Data about app and page elements
-*-
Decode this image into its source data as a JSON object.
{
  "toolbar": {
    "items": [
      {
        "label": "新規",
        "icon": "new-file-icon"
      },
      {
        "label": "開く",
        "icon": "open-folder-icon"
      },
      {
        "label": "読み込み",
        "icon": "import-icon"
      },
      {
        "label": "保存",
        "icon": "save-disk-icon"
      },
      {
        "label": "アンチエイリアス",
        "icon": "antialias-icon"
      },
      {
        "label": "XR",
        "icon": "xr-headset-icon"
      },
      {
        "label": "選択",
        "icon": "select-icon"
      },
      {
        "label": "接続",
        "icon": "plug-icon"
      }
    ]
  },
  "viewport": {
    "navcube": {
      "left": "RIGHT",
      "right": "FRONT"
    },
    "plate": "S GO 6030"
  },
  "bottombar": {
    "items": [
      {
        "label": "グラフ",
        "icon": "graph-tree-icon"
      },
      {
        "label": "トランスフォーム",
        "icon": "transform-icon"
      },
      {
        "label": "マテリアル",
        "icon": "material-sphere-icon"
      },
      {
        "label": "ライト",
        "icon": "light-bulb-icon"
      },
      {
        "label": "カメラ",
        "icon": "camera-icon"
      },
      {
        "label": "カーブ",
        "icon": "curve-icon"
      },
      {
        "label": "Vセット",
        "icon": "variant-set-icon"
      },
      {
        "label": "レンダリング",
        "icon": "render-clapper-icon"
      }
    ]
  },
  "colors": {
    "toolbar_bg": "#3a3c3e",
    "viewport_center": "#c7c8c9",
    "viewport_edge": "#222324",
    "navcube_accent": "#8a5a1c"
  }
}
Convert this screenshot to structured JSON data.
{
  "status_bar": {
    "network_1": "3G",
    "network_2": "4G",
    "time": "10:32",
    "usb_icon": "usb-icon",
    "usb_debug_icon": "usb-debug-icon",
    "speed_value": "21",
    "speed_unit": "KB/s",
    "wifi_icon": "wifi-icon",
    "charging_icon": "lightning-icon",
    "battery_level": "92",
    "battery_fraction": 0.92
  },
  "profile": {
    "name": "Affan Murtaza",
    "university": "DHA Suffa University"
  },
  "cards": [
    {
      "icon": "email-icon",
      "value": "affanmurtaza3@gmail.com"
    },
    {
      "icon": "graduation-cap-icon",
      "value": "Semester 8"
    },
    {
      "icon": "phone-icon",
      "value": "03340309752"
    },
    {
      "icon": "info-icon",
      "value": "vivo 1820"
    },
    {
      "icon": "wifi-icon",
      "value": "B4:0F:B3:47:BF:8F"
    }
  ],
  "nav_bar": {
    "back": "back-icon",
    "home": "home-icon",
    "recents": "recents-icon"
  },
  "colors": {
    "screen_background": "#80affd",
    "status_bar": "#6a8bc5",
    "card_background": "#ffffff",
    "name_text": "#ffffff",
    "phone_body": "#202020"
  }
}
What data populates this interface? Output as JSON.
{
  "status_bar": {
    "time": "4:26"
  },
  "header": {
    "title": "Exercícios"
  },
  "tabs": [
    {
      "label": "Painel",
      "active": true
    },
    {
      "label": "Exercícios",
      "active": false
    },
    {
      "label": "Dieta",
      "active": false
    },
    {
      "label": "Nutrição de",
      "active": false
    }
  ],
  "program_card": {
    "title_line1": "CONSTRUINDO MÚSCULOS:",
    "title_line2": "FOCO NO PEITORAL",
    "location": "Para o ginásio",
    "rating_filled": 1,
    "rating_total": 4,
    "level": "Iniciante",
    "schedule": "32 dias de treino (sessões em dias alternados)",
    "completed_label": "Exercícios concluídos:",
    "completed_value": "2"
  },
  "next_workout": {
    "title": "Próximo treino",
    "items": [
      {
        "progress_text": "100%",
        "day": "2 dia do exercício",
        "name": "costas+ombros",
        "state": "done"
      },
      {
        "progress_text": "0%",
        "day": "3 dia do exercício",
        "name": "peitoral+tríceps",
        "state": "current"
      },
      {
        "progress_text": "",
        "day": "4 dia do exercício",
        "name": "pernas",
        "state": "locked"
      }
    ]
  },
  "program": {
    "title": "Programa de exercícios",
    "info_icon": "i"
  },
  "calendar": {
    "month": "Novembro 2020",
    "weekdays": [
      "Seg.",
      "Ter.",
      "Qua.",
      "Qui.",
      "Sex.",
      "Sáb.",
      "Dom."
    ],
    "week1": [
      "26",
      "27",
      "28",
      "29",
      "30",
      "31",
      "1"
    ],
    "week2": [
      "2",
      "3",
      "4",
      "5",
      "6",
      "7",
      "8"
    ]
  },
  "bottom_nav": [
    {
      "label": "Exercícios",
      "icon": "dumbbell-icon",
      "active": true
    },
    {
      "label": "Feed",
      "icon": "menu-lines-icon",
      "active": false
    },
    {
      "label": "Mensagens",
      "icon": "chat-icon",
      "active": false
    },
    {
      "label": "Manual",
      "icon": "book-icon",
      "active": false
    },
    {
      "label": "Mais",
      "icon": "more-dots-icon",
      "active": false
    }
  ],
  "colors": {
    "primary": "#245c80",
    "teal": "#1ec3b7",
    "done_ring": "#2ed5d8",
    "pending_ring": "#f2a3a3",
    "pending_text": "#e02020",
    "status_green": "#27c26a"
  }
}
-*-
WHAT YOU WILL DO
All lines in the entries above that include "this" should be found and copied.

EXERCISE SOLUTION
Decode this image into its source data as a JSON object.
Convert this screenshot to structured JSON data.
What data populates this interface? Output as JSON.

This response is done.